Women of Abstract Expressionism

Elaine de Kooning, “Bullfight,” 1959. Oil on canvas; 77-5/8 × 131-1/4 × 1-1/8 in.
Denver Art Museum: Vance H. Kirkland Acquisition Fund. © Elaine de Kooning Trust

Denver Art Museum | Denver, Colorado | June 12 – September 25, 2016
Offering a perfect complement to SFMoMA’s look at American abstraction is the Denver Art Museum’s presentation of major players and lesser-known female artists in the genre of mid-century abstract painting. Artists featured in the exhibition include Helen Frankenthaler, Grace Hartigan, Elaine de Kooning, Lee Krasner and Joan Mitchell, as well as works by artists Mary Abbott, Sonia Gechtoff, and Deborah Remington. For AbEx enthusiasts, this is one to see.

Mona Hatoum

Tate Modern | London | Through August 21, 2016
Since its opening in 2000, London’s beloved Tate Modern has changed the art experience in London. This summer, as visitors anxiously anticipate the unveiling of the Tate Modern expansion, work by conceptual artist Mona Hatoum does not fail to inspire.

Lebanon-born Mona Hatoum experiments in new media to explore issues of political and social unrest, while offering a brief glimpse at her own personal experiences. Hatoum does not shy away from difficult subject matter, with common themes ranging from politics to violence, displacement and oppression. The show features 100 works spanning sculpture, photography, video installation and more.

Liz Deschenes

Liz Deschenes, “Gallery 4.1.1” (detail), 2015, pigment prints on acrylic, artist’s frames inset, five parts,
each 74 1/2 x 57 1/2 inches (189.2 x 146.1cm). Installation view, Mass MoCA, North Adams, Massachusetts, 2015.
Courtesy the artist and Miguel Abreu Gallery, New York, and Campoli Presti, London and Paris.
Photo by David Dashiell © 2016 Liz Deschenes

Institute of Contemporary Art, Boston | June 29 – October 16, 2016
This mid-career survey of contemporary photographer Liz Deschenes will feature works that push the limits of image-making processes with a spotlight on new technologies, sculptural installations, and experimentation with the photogram, providing a new look at what the medium of photography can be. With contemporary photography at the center of attention this summer, Deschenes’ focus on technique and approach is a refreshing vantage point for shutterbugs and art lovers alike.

Adriaen van de Velde: Master of the Dutch Landscape

“Hilly Landscape with a High Road,” Adriaen van de Velde, 1660 – 1672. Rijksmuseum Collection

Rijksmuseum | Amsterdam | June 24 – September 25, 2016
The works of Adriaen van de Velde epitomize the Golden Age of Dutch painting, where compositions with low, flat horizons, billowing cloud formations, and brilliant sources of light were in style.

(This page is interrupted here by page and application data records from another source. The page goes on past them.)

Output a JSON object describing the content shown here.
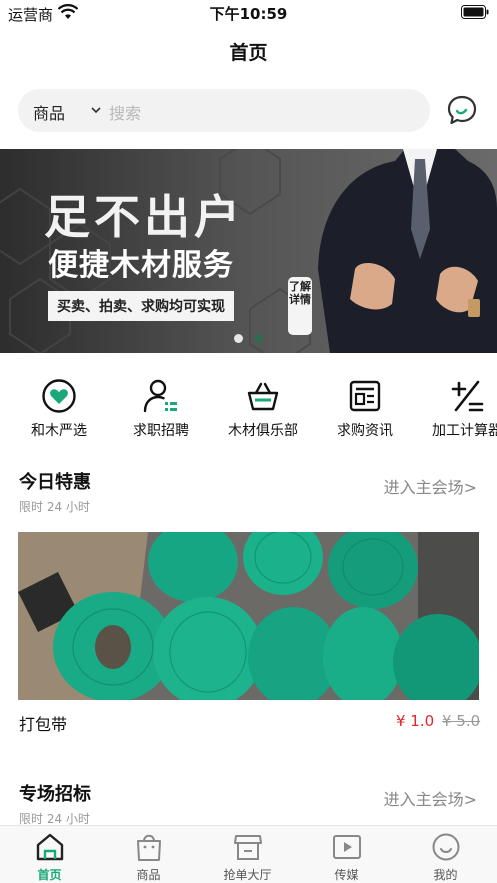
{
  "status_bar": {
    "carrier": "运营商",
    "time": "下午10:59"
  },
  "nav": {
    "title": "首页"
  },
  "search": {
    "category": "商品",
    "placeholder": "搜索"
  },
  "banner": {
    "title": "足不出户",
    "subtitle": "便捷木材服务",
    "tag": "买卖、拍卖、求购均可实现",
    "detail": "了解详情",
    "active_slide": 1,
    "slide_count": 2
  },
  "quick_menu": [
    {
      "label": "和木严选",
      "icon": "heart-icon"
    },
    {
      "label": "求职招聘",
      "icon": "user-list-icon"
    },
    {
      "label": "木材俱乐部",
      "icon": "basket-icon"
    },
    {
      "label": "求购资讯",
      "icon": "news-icon"
    },
    {
      "label": "加工计算器",
      "icon": "calculator-icon"
    }
  ],
  "today_deals": {
    "title": "今日特惠",
    "subtitle": "限时 24 小时",
    "more": "进入主会场>",
    "product": {
      "name": "打包带",
      "price": "¥ 1.0",
      "old_price": "¥ 5.0"
    }
  },
  "special_bids": {
    "title": "专场招标",
    "subtitle": "限时 24 小时",
    "more": "进入主会场>"
  },
  "tab_bar": [
    {
      "label": "首页",
      "icon": "home-icon",
      "active": true
    },
    {
      "label": "商品",
      "icon": "shopping-bag-icon",
      "active": false
    },
    {
      "label": "抢单大厅",
      "icon": "store-icon",
      "active": false
    },
    {
      "label": "传媒",
      "icon": "play-icon",
      "active": false
    },
    {
      "label": "我的",
      "icon": "smile-icon",
      "active": false
    }
  ],
  "colors": {
    "accent": "#1aa87a",
    "price": "#e0262b",
    "muted": "#999999"
  }
}
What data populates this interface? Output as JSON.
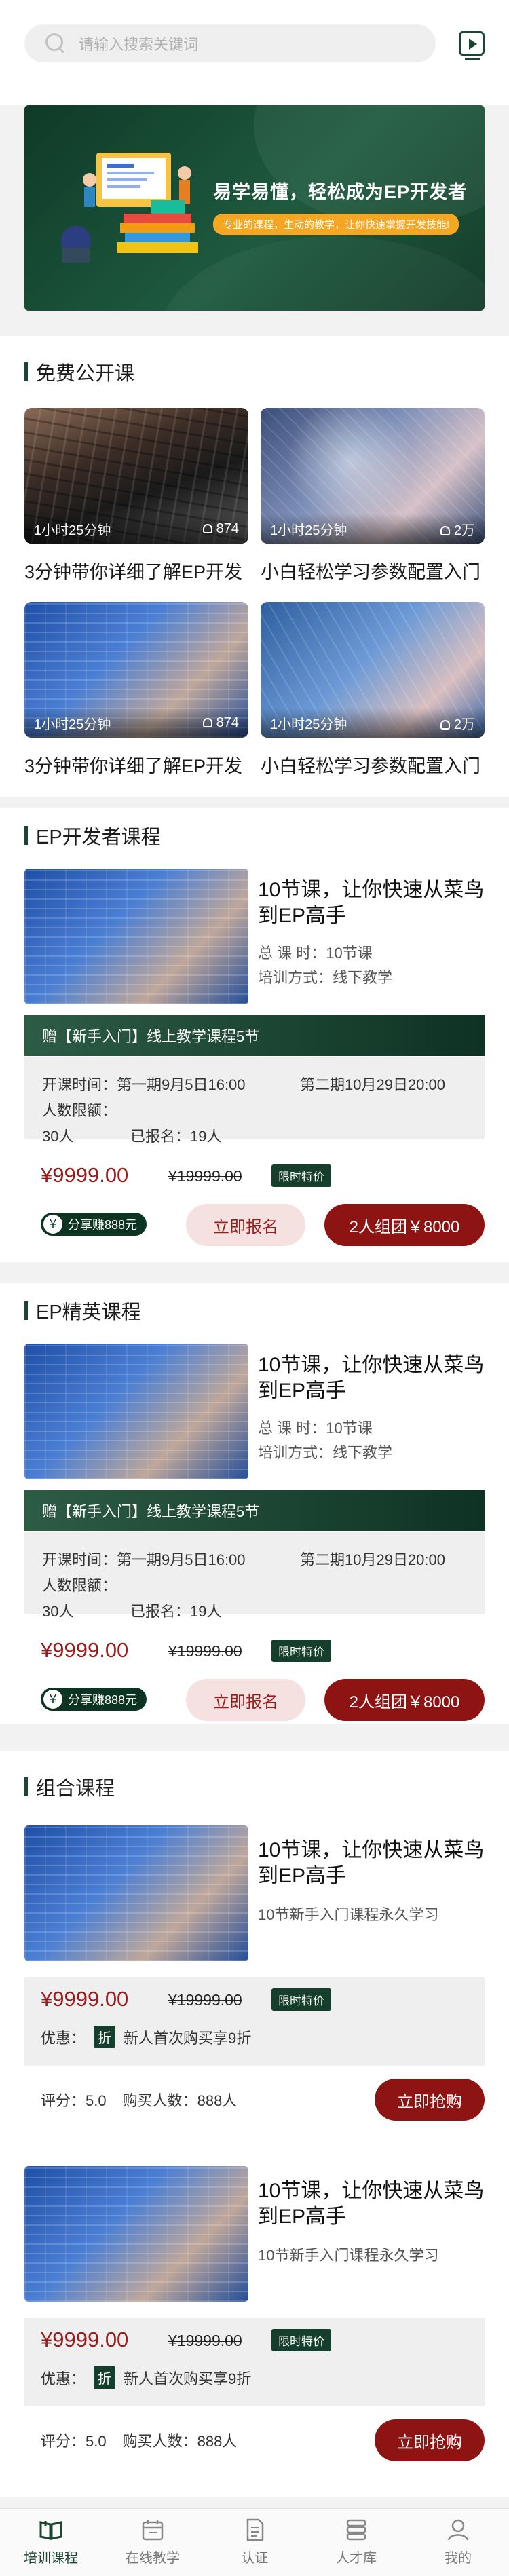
{
  "search": {
    "placeholder": "请输入搜索关键词"
  },
  "banner": {
    "title": "易学易懂，轻松成为EP开发者",
    "subtitle": "专业的课程，生动的教学，让你快速掌握开发技能!"
  },
  "free_section": {
    "title": "免费公开课",
    "cards": [
      {
        "duration": "1小时25分钟",
        "count": "874",
        "title": "3分钟带你详细了解EP开发"
      },
      {
        "duration": "1小时25分钟",
        "count": "2万",
        "title": "小白轻松学习参数配置入门"
      },
      {
        "duration": "1小时25分钟",
        "count": "874",
        "title": "3分钟带你详细了解EP开发"
      },
      {
        "duration": "1小时25分钟",
        "count": "2万",
        "title": "小白轻松学习参数配置入门"
      }
    ]
  },
  "dev_section": {
    "title": "EP开发者课程",
    "course": {
      "title": "10节课，让你快速从菜鸟到EP高手",
      "lessons": "总 课 时：10节课",
      "mode": "培训方式：线下教学",
      "gift": "赠【新手入门】线上教学课程5节",
      "session1": "开课时间：第一期9月5日16:00",
      "session2": "第二期10月29日20:00",
      "limit": "人数限额：30人",
      "enrolled": "已报名：19人",
      "price": "¥9999.00",
      "old_price": "¥19999.00",
      "badge": "限时特价",
      "share_icon": "¥",
      "share": "分享赚888元",
      "enroll_btn": "立即报名",
      "group_btn": "2人组团￥8000"
    }
  },
  "elite_section": {
    "title": "EP精英课程",
    "course": {
      "title": "10节课，让你快速从菜鸟到EP高手",
      "lessons": "总 课 时：10节课",
      "mode": "培训方式：线下教学",
      "gift": "赠【新手入门】线上教学课程5节",
      "session1": "开课时间：第一期9月5日16:00",
      "session2": "第二期10月29日20:00",
      "limit": "人数限额：30人",
      "enrolled": "已报名：19人",
      "price": "¥9999.00",
      "old_price": "¥19999.00",
      "badge": "限时特价",
      "share_icon": "¥",
      "share": "分享赚888元",
      "enroll_btn": "立即报名",
      "group_btn": "2人组团￥8000"
    }
  },
  "combo_section": {
    "title": "组合课程",
    "items": [
      {
        "title": "10节课，让你快速从菜鸟到EP高手",
        "sub": "10节新手入门课程永久学习",
        "price": "¥9999.00",
        "old_price": "¥19999.00",
        "badge": "限时特价",
        "discount_label": "优惠：",
        "zhe": "折",
        "discount": "新人首次购买享9折",
        "rating": "评分：5.0",
        "buyers": "购买人数：888人",
        "buy_btn": "立即抢购"
      },
      {
        "title": "10节课，让你快速从菜鸟到EP高手",
        "sub": "10节新手入门课程永久学习",
        "price": "¥9999.00",
        "old_price": "¥19999.00",
        "badge": "限时特价",
        "discount_label": "优惠：",
        "zhe": "折",
        "discount": "新人首次购买享9折",
        "rating": "评分：5.0",
        "buyers": "购买人数：888人",
        "buy_btn": "立即抢购"
      }
    ]
  },
  "tabbar": [
    {
      "label": "培训课程",
      "icon": "book-icon",
      "active": true
    },
    {
      "label": "在线教学",
      "icon": "calendar-icon",
      "active": false
    },
    {
      "label": "认证",
      "icon": "document-icon",
      "active": false
    },
    {
      "label": "人才库",
      "icon": "database-icon",
      "active": false
    },
    {
      "label": "我的",
      "icon": "user-icon",
      "active": false
    }
  ],
  "colors": {
    "brand_green": "#1d4632",
    "accent_red": "#9a1d1d",
    "button_red": "#8e1313"
  }
}
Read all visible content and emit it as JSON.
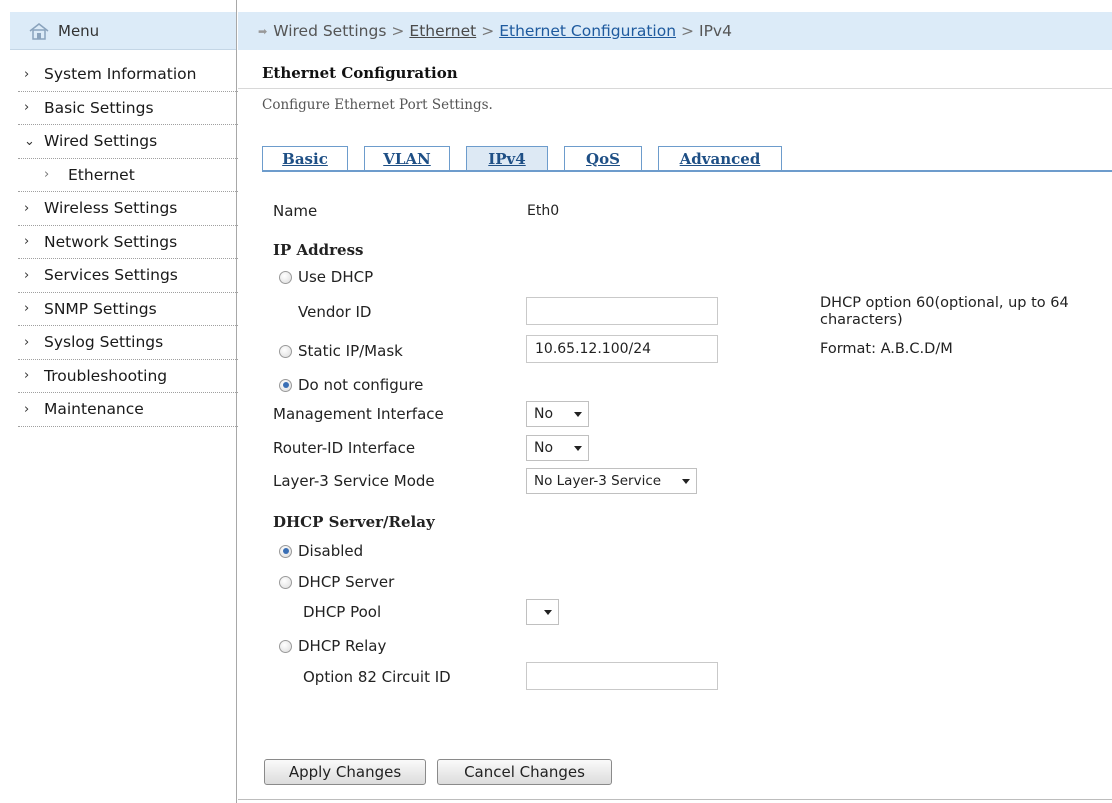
{
  "sidebar": {
    "header": "Menu",
    "items": [
      {
        "label": "System Information",
        "chev": "›"
      },
      {
        "label": "Basic Settings",
        "chev": "›"
      },
      {
        "label": "Wired Settings",
        "chev": "⌄"
      },
      {
        "label": "Ethernet",
        "chev": "›"
      },
      {
        "label": "Wireless Settings",
        "chev": "›"
      },
      {
        "label": "Network Settings",
        "chev": "›"
      },
      {
        "label": "Services Settings",
        "chev": "›"
      },
      {
        "label": "SNMP Settings",
        "chev": "›"
      },
      {
        "label": "Syslog Settings",
        "chev": "›"
      },
      {
        "label": "Troubleshooting",
        "chev": "›"
      },
      {
        "label": "Maintenance",
        "chev": "›"
      }
    ]
  },
  "breadcrumb": {
    "root": "Wired Settings",
    "ethernet": "Ethernet",
    "config": "Ethernet Configuration",
    "current": "IPv4",
    "sep": ">"
  },
  "page": {
    "title": "Ethernet Configuration",
    "description": "Configure Ethernet Port Settings."
  },
  "tabs": [
    "Basic",
    "VLAN",
    "IPv4",
    "QoS",
    "Advanced"
  ],
  "form": {
    "name_label": "Name",
    "name_value": "Eth0",
    "ip_address_heading": "IP Address",
    "use_dhcp": "Use DHCP",
    "vendor_id_label": "Vendor ID",
    "vendor_id_value": "",
    "vendor_id_note": "DHCP option 60(optional, up to 64 characters)",
    "static_ip_label": "Static IP/Mask",
    "static_ip_value": "10.65.12.100/24",
    "static_ip_note": "Format: A.B.C.D/M",
    "do_not_configure": "Do not configure",
    "mgmt_interface_label": "Management Interface",
    "mgmt_interface_value": "No",
    "router_id_label": "Router-ID Interface",
    "router_id_value": "No",
    "l3_mode_label": "Layer-3 Service Mode",
    "l3_mode_value": "No Layer-3 Service",
    "dhcp_heading": "DHCP Server/Relay",
    "disabled": "Disabled",
    "dhcp_server": "DHCP Server",
    "dhcp_pool_label": "DHCP Pool",
    "dhcp_pool_value": "",
    "dhcp_relay": "DHCP Relay",
    "option82_label": "Option 82 Circuit ID",
    "option82_value": ""
  },
  "buttons": {
    "apply": "Apply Changes",
    "cancel": "Cancel Changes"
  },
  "colors": {
    "header_bg": "#dcebf8",
    "tab_border": "#6d9ccc",
    "link_active": "#1e5a9e",
    "radio_selected": "#3a6fb5"
  }
}
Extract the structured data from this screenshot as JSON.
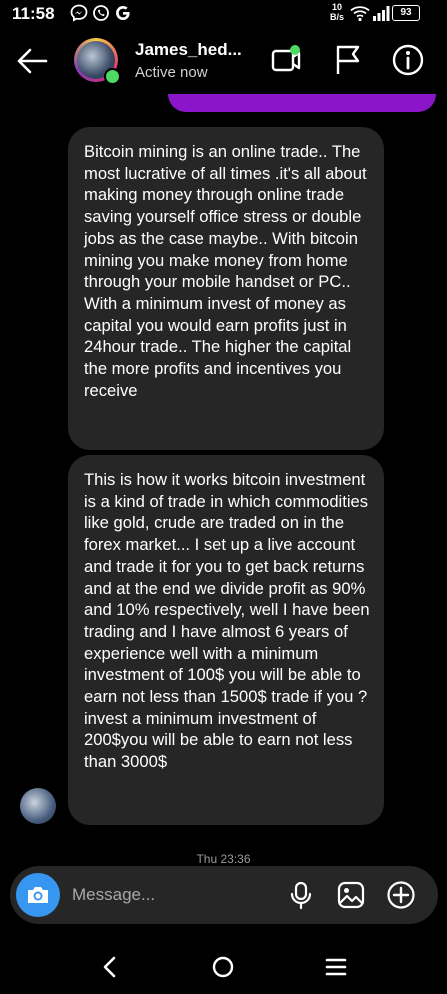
{
  "status_bar": {
    "time": "11:58",
    "net_speed_value": "10",
    "net_speed_unit": "B/s",
    "battery": "93",
    "icons": [
      "messenger-icon",
      "whatsapp-icon",
      "google-icon",
      "wifi-icon",
      "signal-icon",
      "battery-icon"
    ]
  },
  "header": {
    "contact_name": "James_hed...",
    "contact_status": "Active now",
    "icons": [
      "back-arrow-icon",
      "video-call-icon",
      "flag-icon",
      "info-icon"
    ]
  },
  "messages": [
    {
      "sender": "contact",
      "text": "Bitcoin mining is an online trade.. The most lucrative of all times .it's all about making money through online trade saving yourself office stress or double jobs as the case maybe.. With bitcoin mining you make money from home through your mobile handset or PC.. With a minimum invest of money as capital you would earn profits just in 24hour trade.. The higher the capital the more profits and incentives you receive"
    },
    {
      "sender": "contact",
      "text": "This is how it works bitcoin investment is a kind of trade in which commodities like gold, crude are traded on in the forex market... I set up a live account and trade it for you to get back returns and at the end we divide profit as 90% and 10% respectively, well I have been trading and I have almost 6 years of experience well with a minimum investment of 100$ you will be able to earn not less than 1500$ trade if you ?invest a minimum investment of 200$you will be able to earn not less than 3000$"
    }
  ],
  "timestamp": "Thu 23:36",
  "composer": {
    "placeholder": "Message...",
    "icons": [
      "camera-icon",
      "microphone-icon",
      "gallery-icon",
      "add-icon"
    ]
  },
  "colors": {
    "background": "#000000",
    "bubble": "#262626",
    "accent_purple": "#8b15c9",
    "camera_blue": "#3797f0",
    "online_green": "#4cd964"
  }
}
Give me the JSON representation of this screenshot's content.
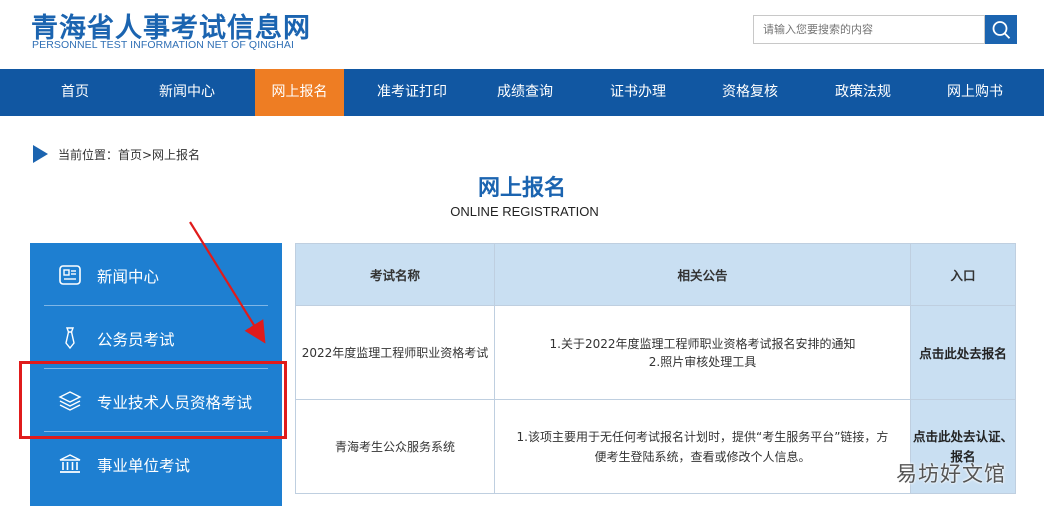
{
  "header": {
    "title": "青海省人事考试信息网",
    "subtitle": "PERSONNEL TEST INFORMATION NET OF QINGHAI",
    "search_placeholder": "请输入您要搜索的内容"
  },
  "nav": {
    "items": [
      {
        "label": "首页"
      },
      {
        "label": "新闻中心"
      },
      {
        "label": "网上报名",
        "active": true
      },
      {
        "label": "准考证打印"
      },
      {
        "label": "成绩查询"
      },
      {
        "label": "证书办理"
      },
      {
        "label": "资格复核"
      },
      {
        "label": "政策法规"
      },
      {
        "label": "网上购书"
      }
    ]
  },
  "breadcrumb": {
    "text": "当前位置：首页>网上报名"
  },
  "page": {
    "title": "网上报名",
    "subtitle": "ONLINE REGISTRATION"
  },
  "sidebar": {
    "items": [
      {
        "label": "新闻中心",
        "icon": "news-icon"
      },
      {
        "label": "公务员考试",
        "icon": "tie-icon"
      },
      {
        "label": "专业技术人员资格考试",
        "icon": "layers-icon"
      },
      {
        "label": "事业单位考试",
        "icon": "building-icon"
      }
    ]
  },
  "table": {
    "headers": [
      "考试名称",
      "相关公告",
      "入口"
    ],
    "rows": [
      {
        "name": "2022年度监理工程师职业资格考试",
        "notice_lines": [
          "1.关于2022年度监理工程师职业资格考试报名安排的通知",
          "2.照片审核处理工具"
        ],
        "entry": "点击此处去报名"
      },
      {
        "name": "青海考生公众服务系统",
        "notice_lines": [
          "1.该项主要用于无任何考试报名计划时，提供“考生服务平台”链接，方",
          "便考生登陆系统，查看或修改个人信息。"
        ],
        "entry": "点击此处去认证、报名"
      }
    ]
  },
  "watermark": "易坊好文馆",
  "colors": {
    "brand_blue": "#1157a2",
    "active_orange": "#ee7d23",
    "sidebar_blue": "#1e7fd1",
    "table_header": "#c9dff2",
    "annotation_red": "#e01b1b"
  }
}
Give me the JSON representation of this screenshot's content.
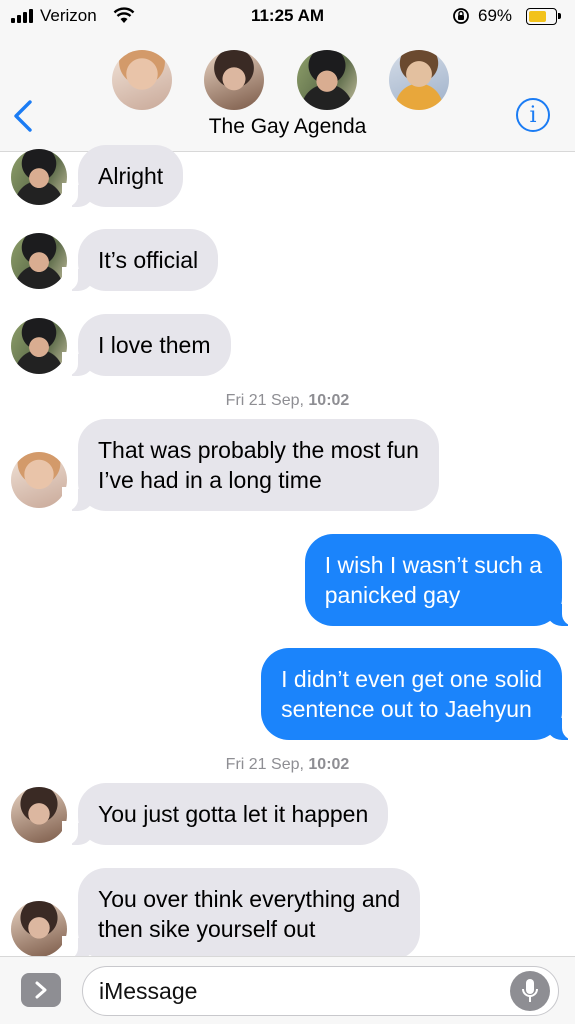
{
  "status_bar": {
    "carrier": "Verizon",
    "time": "11:25 AM",
    "battery_percent_text": "69%",
    "battery_level": 0.69,
    "battery_color": "#f2c21b"
  },
  "header": {
    "title": "The Gay Agenda",
    "back_icon": "chevron-left-icon",
    "info_icon": "info-icon",
    "info_glyph": "i",
    "accent_color": "#1b7cf4"
  },
  "messages": [
    {
      "direction": "incoming",
      "text": "Alright"
    },
    {
      "direction": "incoming",
      "text": "It’s official"
    },
    {
      "direction": "incoming",
      "text": "I love them"
    },
    {
      "direction": "incoming",
      "lines": [
        "That was probably the most fun",
        "I’ve had in a long time"
      ]
    },
    {
      "direction": "outgoing",
      "lines": [
        "I wish I wasn’t such a",
        "panicked gay"
      ]
    },
    {
      "direction": "outgoing",
      "lines": [
        "I didn’t even get one solid",
        "sentence out to Jaehyun"
      ]
    },
    {
      "direction": "incoming",
      "text": "You just gotta let it happen"
    },
    {
      "direction": "incoming",
      "lines": [
        "You over think everything and",
        "then sike yourself out"
      ]
    }
  ],
  "timestamps": [
    {
      "day": "Fri 21 Sep,",
      "time": "10:02"
    },
    {
      "day": "Fri 21 Sep,",
      "time": "10:02"
    }
  ],
  "input_bar": {
    "placeholder": "iMessage",
    "apps_icon": "chevron-right-icon",
    "mic_icon": "microphone-icon"
  },
  "colors": {
    "outgoing_bubble": "#1b84fb",
    "incoming_bubble": "#e6e5eb",
    "timestamp_text": "#8e8e93"
  }
}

This summer, the Rijksmuseum puts the spotlight on van de Velde, unifying his best-known paintings with early drawings – a combination that offers viewers a rare look at the artist’s working method.

Della Robbia: Sculpting with Color in Renaissance Florence

Museum of Fine Arts, Boston | August 9 – December 4, 2016
Later on this summer, travel to Florence (by way of Boston) as the Renaissance works of the della Robbia family come to the fore at the Museum of Fine Arts. Featuring a signature blue and white glazing technique that was used for only a century in 15th and 16th century Italy, the exhibition includes key loans from LACMA and the Uffizi Gallery, among other rarely-seen works on loan from American and Italian collections.